EXERCISE GOAL
Make an exact copy of every entry, from the first line to the last.

TASK DATA
# # #
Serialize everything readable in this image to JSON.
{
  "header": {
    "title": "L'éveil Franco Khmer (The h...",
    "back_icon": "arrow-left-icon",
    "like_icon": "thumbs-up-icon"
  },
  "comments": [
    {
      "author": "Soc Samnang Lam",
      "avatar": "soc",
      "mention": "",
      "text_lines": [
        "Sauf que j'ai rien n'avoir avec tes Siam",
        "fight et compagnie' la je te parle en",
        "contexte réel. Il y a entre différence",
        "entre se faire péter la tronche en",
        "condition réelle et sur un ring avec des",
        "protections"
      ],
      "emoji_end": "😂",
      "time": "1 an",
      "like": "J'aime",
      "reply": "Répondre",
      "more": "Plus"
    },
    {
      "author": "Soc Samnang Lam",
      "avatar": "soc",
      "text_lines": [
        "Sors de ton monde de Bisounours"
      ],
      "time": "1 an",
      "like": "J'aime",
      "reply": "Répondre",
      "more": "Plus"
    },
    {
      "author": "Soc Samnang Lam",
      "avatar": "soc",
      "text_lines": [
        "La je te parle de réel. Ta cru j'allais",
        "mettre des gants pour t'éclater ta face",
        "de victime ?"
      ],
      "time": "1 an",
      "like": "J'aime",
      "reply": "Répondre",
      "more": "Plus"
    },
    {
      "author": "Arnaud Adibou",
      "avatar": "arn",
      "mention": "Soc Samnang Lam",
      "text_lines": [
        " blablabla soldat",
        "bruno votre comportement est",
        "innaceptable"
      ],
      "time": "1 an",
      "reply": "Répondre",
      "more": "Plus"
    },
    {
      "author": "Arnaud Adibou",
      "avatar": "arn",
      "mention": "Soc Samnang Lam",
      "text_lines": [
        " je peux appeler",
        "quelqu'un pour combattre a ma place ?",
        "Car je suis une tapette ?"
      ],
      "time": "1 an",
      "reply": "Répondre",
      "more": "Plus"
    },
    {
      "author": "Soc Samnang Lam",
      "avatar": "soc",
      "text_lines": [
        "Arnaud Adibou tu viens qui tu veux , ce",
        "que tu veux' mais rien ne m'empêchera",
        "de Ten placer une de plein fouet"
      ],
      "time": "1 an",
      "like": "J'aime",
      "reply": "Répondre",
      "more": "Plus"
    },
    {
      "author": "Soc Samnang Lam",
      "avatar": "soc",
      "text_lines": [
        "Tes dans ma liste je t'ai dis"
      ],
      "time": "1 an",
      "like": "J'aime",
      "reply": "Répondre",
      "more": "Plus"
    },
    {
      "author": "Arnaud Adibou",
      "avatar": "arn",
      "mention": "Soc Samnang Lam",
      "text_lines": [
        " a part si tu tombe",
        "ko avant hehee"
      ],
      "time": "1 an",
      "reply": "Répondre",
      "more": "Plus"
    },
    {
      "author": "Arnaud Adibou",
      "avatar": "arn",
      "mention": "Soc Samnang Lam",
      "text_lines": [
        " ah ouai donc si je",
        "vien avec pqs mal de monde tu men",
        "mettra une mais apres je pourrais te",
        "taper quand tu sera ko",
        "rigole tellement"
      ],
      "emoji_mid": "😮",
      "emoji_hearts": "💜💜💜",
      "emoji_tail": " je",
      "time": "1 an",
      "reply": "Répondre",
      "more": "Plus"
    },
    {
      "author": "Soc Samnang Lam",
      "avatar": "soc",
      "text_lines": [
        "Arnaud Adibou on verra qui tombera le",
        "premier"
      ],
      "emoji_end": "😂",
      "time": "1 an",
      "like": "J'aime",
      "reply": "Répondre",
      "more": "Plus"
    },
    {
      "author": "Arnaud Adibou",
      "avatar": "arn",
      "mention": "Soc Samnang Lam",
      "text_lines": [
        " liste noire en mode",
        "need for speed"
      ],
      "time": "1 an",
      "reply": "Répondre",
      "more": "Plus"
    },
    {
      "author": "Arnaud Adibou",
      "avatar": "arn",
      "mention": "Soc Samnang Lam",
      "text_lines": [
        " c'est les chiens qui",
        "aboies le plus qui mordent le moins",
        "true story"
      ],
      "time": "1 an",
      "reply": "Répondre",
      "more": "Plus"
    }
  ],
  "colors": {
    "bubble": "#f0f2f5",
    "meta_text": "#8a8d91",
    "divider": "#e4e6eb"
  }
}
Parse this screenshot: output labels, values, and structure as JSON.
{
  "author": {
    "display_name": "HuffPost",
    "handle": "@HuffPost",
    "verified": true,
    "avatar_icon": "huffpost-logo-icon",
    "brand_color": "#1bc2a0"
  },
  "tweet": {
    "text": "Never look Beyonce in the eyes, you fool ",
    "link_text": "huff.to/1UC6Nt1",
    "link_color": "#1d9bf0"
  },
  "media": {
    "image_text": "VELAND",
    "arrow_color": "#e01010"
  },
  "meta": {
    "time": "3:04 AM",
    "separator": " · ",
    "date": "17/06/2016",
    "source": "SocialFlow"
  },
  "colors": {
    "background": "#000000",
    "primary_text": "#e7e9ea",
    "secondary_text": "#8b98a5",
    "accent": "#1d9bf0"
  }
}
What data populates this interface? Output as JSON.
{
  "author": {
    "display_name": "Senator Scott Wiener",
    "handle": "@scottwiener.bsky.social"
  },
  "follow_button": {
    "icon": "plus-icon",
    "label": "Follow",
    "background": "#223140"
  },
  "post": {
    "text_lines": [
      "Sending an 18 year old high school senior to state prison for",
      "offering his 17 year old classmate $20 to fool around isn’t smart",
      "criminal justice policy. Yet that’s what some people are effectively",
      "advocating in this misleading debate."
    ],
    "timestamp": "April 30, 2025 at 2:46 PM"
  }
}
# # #
RESULT
Serialize everything readable in this image to JSON.
{
  "header": {
    "title": "L'éveil Franco Khmer (The h...",
    "back_icon": "arrow-left-icon",
    "like_icon": "thumbs-up-icon"
  },
  "comments": [
    {
      "author": "Soc Samnang Lam",
      "avatar": "soc",
      "mention": "",
      "text_lines": [
        "Sauf que j'ai rien n'avoir avec tes Siam",
        "fight et compagnie' la je te parle en",
        "contexte réel. Il y a entre différence",
        "entre se faire péter la tronche en",
        "condition réelle et sur un ring avec des",
        "protections"
      ],
      "emoji_end": "😂",
      "time": "1 an",
      "like": "J'aime",
      "reply": "Répondre",
      "more": "Plus"
    },
    {
      "author": "Soc Samnang Lam",
      "avatar": "soc",
      "text_lines": [
        "Sors de ton monde de Bisounours"
      ],
      "time": "1 an",
      "like": "J'aime",
      "reply": "Répondre",
      "more": "Plus"
    },
    {
      "author": "Soc Samnang Lam",
      "avatar": "soc",
      "text_lines": [
        "La je te parle de réel. Ta cru j'allais",
        "mettre des gants pour t'éclater ta face",
        "de victime ?"
      ],
      "time": "1 an",
      "like": "J'aime",
      "reply": "Répondre",
      "more": "Plus"
    },
    {
      "author": "Arnaud Adibou",
      "avatar": "arn",
      "mention": "Soc Samnang Lam",
      "text_lines": [
        " blablabla soldat",
        "bruno votre comportement est",
        "innaceptable"
      ],
      "time": "1 an",
      "reply": "Répondre",
      "more": "Plus"
    },
    {
      "author": "Arnaud Adibou",
      "avatar": "arn",
      "mention": "Soc Samnang Lam",
      "text_lines": [
        " je peux appeler",
        "quelqu'un pour combattre a ma place ?",
        "Car je suis une tapette ?"
      ],
      "time": "1 an",
      "reply": "Répondre",
      "more": "Plus"
    },
    {
      "author": "Soc Samnang Lam",
      "avatar": "soc",
      "text_lines": [
        "Arnaud Adibou tu viens qui tu veux , ce",
        "que tu veux' mais rien ne m'empêchera",
        "de Ten placer une de plein fouet"
      ],
      "time": "1 an",
      "like": "J'aime",
      "reply": "Répondre",
      "more": "Plus"
    },
    {
      "author": "Soc Samnang Lam",
      "avatar": "soc",
      "text_lines": [
        "Tes dans ma liste je t'ai dis"
      ],
      "time": "1 an",
      "like": "J'aime",
      "reply": "Répondre",
      "more": "Plus"
    },
    {
      "author": "Arnaud Adibou",
      "avatar": "arn",
      "mention": "Soc Samnang Lam",
      "text_lines": [
        " a part si tu tombe",
        "ko avant hehee"
      ],
      "time": "1 an",
      "reply": "Répondre",
      "more": "Plus"
    },
    {
      "author": "Arnaud Adibou",
      "avatar": "arn",
      "mention": "Soc Samnang Lam",
      "text_lines": [
        " ah ouai donc si je",
        "vien avec pqs mal de monde tu men",
        "mettra une mais apres je pourrais te",
        "taper quand tu sera ko",
        "rigole tellement"
      ],
      "emoji_mid": "😮",
      "emoji_hearts": "💜💜💜",
      "emoji_tail": " je",
      "time": "1 an",
      "reply": "Répondre",
      "more": "Plus"
    },
    {
      "author": "Soc Samnang Lam",
      "avatar": "soc",
      "text_lines": [
        "Arnaud Adibou on verra qui tombera le",
        "premier"
      ],
      "emoji_end": "😂",
      "time": "1 an",
      "like": "J'aime",
      "reply": "Répondre",
      "more": "Plus"
    },
    {
      "author": "Arnaud Adibou",
      "avatar": "arn",
      "mention": "Soc Samnang Lam",
      "text_lines": [
        " liste noire en mode",
        "need for speed"
      ],
      "time": "1 an",
      "reply": "Répondre",
      "more": "Plus"
    },
    {
      "author": "Arnaud Adibou",
      "avatar": "arn",
      "mention": "Soc Samnang Lam",
      "text_lines": [
        " c'est les chiens qui",
        "aboies le plus qui mordent le moins",
        "true story"
      ],
      "time": "1 an",
      "reply": "Répondre",
      "more": "Plus"
    }
  ],
  "colors": {
    "bubble": "#f0f2f5",
    "meta_text": "#8a8d91",
    "divider": "#e4e6eb"
  }
}
Parse this screenshot: output labels, values, and structure as JSON.
{
  "author": {
    "display_name": "HuffPost",
    "handle": "@HuffPost",
    "verified": true,
    "avatar_icon": "huffpost-logo-icon",
    "brand_color": "#1bc2a0"
  },
  "tweet": {
    "text": "Never look Beyonce in the eyes, you fool ",
    "link_text": "huff.to/1UC6Nt1",
    "link_color": "#1d9bf0"
  },
  "media": {
    "image_text": "VELAND",
    "arrow_color": "#e01010"
  },
  "meta": {
    "time": "3:04 AM",
    "separator": " · ",
    "date": "17/06/2016",
    "source": "SocialFlow"
  },
  "colors": {
    "background": "#000000",
    "primary_text": "#e7e9ea",
    "secondary_text": "#8b98a5",
    "accent": "#1d9bf0"
  }
}
What data populates this interface? Output as JSON.
{
  "author": {
    "display_name": "Senator Scott Wiener",
    "handle": "@scottwiener.bsky.social"
  },
  "follow_button": {
    "icon": "plus-icon",
    "label": "Follow",
    "background": "#223140"
  },
  "post": {
    "text_lines": [
      "Sending an 18 year old high school senior to state prison for",
      "offering his 17 year old classmate $20 to fool around isn’t smart",
      "criminal justice policy. Yet that’s what some people are effectively",
      "advocating in this misleading debate."
    ],
    "timestamp": "April 30, 2025 at 2:46 PM"
  }
}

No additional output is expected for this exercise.